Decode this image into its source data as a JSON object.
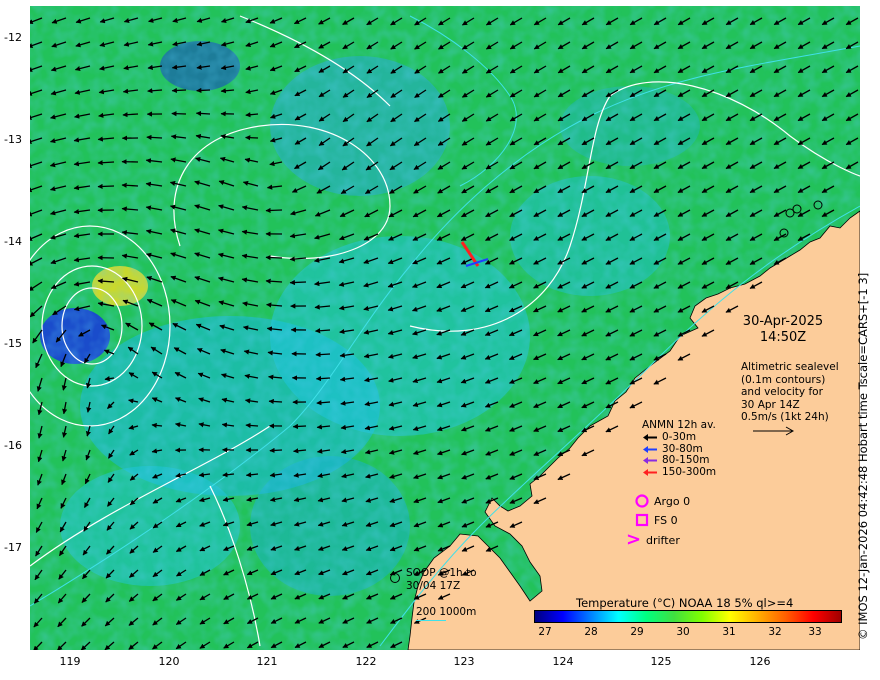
{
  "y_axis_labels": [
    "-12",
    "-13",
    "-14",
    "-15",
    "-16",
    "-17"
  ],
  "x_axis_labels": [
    "119",
    "120",
    "121",
    "122",
    "123",
    "124",
    "125",
    "126"
  ],
  "right_caption": "© IMOS 12-Jan-2026 04:42:48 Hobart time Tscale=CARS+[-1 3]",
  "date": "30-Apr-2025",
  "time": "14:50Z",
  "altimetry_note": [
    "Altimetric sealevel",
    "(0.1m contours)",
    "and velocity for",
    "30 Apr 14Z",
    "0.5m/s (1kt 24h)"
  ],
  "anmn": {
    "title": "ANMN 12h av.",
    "rows": [
      {
        "label": "0-30m",
        "color": "#000000"
      },
      {
        "label": "30-80m",
        "color": "#1f3fff"
      },
      {
        "label": "80-150m",
        "color": "#8a2be2"
      },
      {
        "label": "150-300m",
        "color": "#ff2020"
      }
    ]
  },
  "argo_label": "Argo 0",
  "fs_label": "FS 0",
  "drifter_label": "drifter",
  "drifter_symbol": ">",
  "soop_label": [
    "SOOP @1h to",
    "30/04 17Z"
  ],
  "isobath_label": "200  1000m",
  "colorbar_title": "Temperature (°C) NOAA 18 5% ql>=4",
  "colorbar_labels": [
    "27",
    "28",
    "29",
    "30",
    "31",
    "32",
    "33"
  ],
  "colors": {
    "land": "#fccc9a",
    "sea": "#22c25a",
    "magenta": "#ff00ff",
    "isobath": "#40e0e8"
  }
}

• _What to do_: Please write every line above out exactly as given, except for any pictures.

• _Expected answer_:
Decode this image into its source data as a JSON object.
{
  "y_axis_labels": [
    "-12",
    "-13",
    "-14",
    "-15",
    "-16",
    "-17"
  ],
  "x_axis_labels": [
    "119",
    "120",
    "121",
    "122",
    "123",
    "124",
    "125",
    "126"
  ],
  "right_caption": "© IMOS 12-Jan-2026 04:42:48 Hobart time Tscale=CARS+[-1 3]",
  "date": "30-Apr-2025",
  "time": "14:50Z",
  "altimetry_note": [
    "Altimetric sealevel",
    "(0.1m contours)",
    "and velocity for",
    "30 Apr 14Z",
    "0.5m/s (1kt 24h)"
  ],
  "anmn": {
    "title": "ANMN 12h av.",
    "rows": [
      {
        "label": "0-30m",
        "color": "#000000"
      },
      {
        "label": "30-80m",
        "color": "#1f3fff"
      },
      {
        "label": "80-150m",
        "color": "#8a2be2"
      },
      {
        "label": "150-300m",
        "color": "#ff2020"
      }
    ]
  },
  "argo_label": "Argo 0",
  "fs_label": "FS 0",
  "drifter_label": "drifter",
  "drifter_symbol": ">",
  "soop_label": [
    "SOOP @1h to",
    "30/04 17Z"
  ],
  "isobath_label": "200  1000m",
  "colorbar_title": "Temperature (°C) NOAA 18 5% ql>=4",
  "colorbar_labels": [
    "27",
    "28",
    "29",
    "30",
    "31",
    "32",
    "33"
  ],
  "colors": {
    "land": "#fccc9a",
    "sea": "#22c25a",
    "magenta": "#ff00ff",
    "isobath": "#40e0e8"
  }
}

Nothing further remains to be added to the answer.